Aurora Mayor Richard Irvin promotes a “tough-on-crime” mantra as part of his campaign for Illinois governor.

Since Irvin jumped into the GOP primary earlier this year, Democratic Gov. J.B. Pritzker and lawmakers have criticized Irvin for touting a crime-busting reputation while ignoring his 15 years of work as a defense attorney.

In a Feb. 20 tweet, Irvin said, “In my first year in office, Aurora homicides went down by 40%. While crime is exploding under anti-police politicians, I have suppressed crime in Aurora. Send me to Springfield and I’ll do the same thing across all Illinois.”

We decided to check out whether Irvin’s claims at reducing homicides in one year stand up to his assertion he “suppressed crime” since taking office in May 2017.

Irvin, who has been mayor for five years, chose to compare the two years that reflect the largest downturn in homicides. Overall, however, homicides have fluctuated under his tenure.

In my first year in office, Aurora homicides went down by 40%. While crime is exploding under anti-police politicians, I have suppressed crime in Aurora.

Send me to Springfield and I’ll do the same thing across all Illinois.

— Richard Irvin For Governor (@RichardIrvin4IL) February 20, 2022

According to the Aurora Police Department, six homicides were committed in Aurora in 2017 and four in 2018.
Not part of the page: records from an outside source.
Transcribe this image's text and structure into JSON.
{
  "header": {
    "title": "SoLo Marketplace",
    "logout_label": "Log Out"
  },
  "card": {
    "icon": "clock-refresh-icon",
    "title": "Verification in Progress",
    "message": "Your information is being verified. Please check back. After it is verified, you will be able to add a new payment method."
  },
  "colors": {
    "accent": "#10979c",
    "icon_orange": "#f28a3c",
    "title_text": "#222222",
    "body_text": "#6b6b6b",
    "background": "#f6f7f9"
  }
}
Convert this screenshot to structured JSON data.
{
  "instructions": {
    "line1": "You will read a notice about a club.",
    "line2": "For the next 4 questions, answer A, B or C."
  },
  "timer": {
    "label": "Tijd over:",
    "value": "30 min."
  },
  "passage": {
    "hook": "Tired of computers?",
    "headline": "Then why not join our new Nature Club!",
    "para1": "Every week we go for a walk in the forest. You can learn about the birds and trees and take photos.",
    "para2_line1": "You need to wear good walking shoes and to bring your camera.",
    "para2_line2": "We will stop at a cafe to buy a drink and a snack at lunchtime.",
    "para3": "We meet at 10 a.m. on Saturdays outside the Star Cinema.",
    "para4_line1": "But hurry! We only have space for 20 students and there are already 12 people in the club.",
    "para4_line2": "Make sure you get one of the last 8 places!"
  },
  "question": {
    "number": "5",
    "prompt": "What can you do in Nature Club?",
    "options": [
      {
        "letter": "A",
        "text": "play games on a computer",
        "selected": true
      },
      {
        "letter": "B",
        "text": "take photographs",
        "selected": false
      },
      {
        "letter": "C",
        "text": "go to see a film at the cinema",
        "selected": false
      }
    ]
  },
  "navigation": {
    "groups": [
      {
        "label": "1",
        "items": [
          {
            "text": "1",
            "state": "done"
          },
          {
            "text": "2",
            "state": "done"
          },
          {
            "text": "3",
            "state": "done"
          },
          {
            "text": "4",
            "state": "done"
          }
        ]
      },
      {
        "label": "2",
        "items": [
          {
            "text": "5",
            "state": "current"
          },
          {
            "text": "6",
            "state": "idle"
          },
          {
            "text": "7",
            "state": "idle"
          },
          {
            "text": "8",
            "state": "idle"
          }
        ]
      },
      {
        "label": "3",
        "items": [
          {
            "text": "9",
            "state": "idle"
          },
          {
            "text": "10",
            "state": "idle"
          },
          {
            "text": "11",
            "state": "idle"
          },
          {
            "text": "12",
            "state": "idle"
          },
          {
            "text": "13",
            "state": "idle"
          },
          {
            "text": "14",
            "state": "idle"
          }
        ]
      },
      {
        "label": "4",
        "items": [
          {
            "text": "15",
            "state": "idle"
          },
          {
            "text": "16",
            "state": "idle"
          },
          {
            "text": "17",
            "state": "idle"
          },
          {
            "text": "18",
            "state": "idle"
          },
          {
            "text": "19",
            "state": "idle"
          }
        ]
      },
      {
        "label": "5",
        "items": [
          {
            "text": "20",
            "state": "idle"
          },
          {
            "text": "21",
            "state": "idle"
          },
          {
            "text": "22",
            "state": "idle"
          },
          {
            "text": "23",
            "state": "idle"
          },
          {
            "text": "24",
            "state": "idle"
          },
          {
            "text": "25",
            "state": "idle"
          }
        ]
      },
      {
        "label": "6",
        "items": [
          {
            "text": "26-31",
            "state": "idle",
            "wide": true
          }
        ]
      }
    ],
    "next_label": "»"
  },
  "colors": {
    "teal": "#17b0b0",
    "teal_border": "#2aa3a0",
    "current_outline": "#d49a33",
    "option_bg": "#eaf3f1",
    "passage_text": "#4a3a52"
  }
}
Eleni Demertzis, an Irvin spokesperson, said their team analyzed data from 2016 — the last full year before Irvin assumed office — and 2018 — the first full year after. In 2016, seven homicides occurred in the city of about 200,000 people. By data, she referred to a total of 11 homicides over two years.

“The number comes out to 43%, which we rounded down to 40%,” Demertzis said, attributing the mayor’s “strong leadership” to a downturn in crime. She said he increased police budgets and added more officers.

Demertzis pointed to a 2021 study by WalletHub that rated Aurora as the sixth largest safe city in America.

But experts say it is both misleading and disingenuous to ascribe crime trends involving such low numbers, specifically homicide rates.

Ted Gest, founding partner of John Jay College’s Center on Media, Crime and Justice, said it would be difficult for any mayor to claim credit or take the blame for changes in crime rates in any period because data often fluctuates.

“It is sort of ridiculous for a mayor to say they lowered homicides by 40%,” said Gest. “In this case, when the numbers are obviously very small, single digit numbers, why not just use the actual numbers?”

Using Irvin’s math, the homicide rate during his second year in office jumped by 200%, from 4 in 2018 to 12 in 2019.

Gest, who oversees daily news digest Crime and Justice News and authored Crime and Politics, a book about America’s explosion in crime rates, said it is unreliable to compare homicide rates from year-to-year especially with small numbers like Aurora’s. Any one event that results in multiple homicides can create a drastic change in the homicide rate.

Take the 12 homicides that occurred in Aurora in 2019. Five of the 12 total murders were connected to a single event — a shooting at the Henry Pratt Company.

Using exact numbers is especially important when considering other factors that impact crime trends. It can also be helpful to consider national crime, and in some cases, international crime, according to Wesley Skogan, a Northwestern University professor emeritus and member of the research faculty of the Institute for Policy Research.

For example, Skogan pointed to the 11 homicides that happened in Aurora in 2020 and said the high number was “perfectly in accord” with a national crime spike when the U.S. murder rate rose by 30% between 2019 and 2020.

Skogan echoed Gest and added that it is helpful to look at crimes that have a significant impact rather than measuring success based on small numbers.

“It would be more useful if civic leaders would focus on several crime categories which affect great numbers of residents in their community,” Skogan said.

Unless Irvin could point to some very specific change and connect that to something specific that he did, it would be tricky to prove whether his actions helped reduce the number of homicides, Gest said.

Our ruling

Irvin claimed that he reduced the number of homicides by 40% during his first year as Aurora mayor. There is only an element of truth in this claim: Homicides in Aurora dropped from six to four during Irvin’s first year as mayor. Experts say using percentages to describe the small fluctuations in the city’s homicide stats is misleading, and there is no proven connection to Irvin’s policies.

We rate this claim Mostly False.

MOSTLY FALSE – The statement contains an element of truth but ignores critical facts that would give a different impression.

Analisa Trofimuk was a reporter at the Illinois Answers Project (previously known as the Better Government Association) from 2021 to 2022.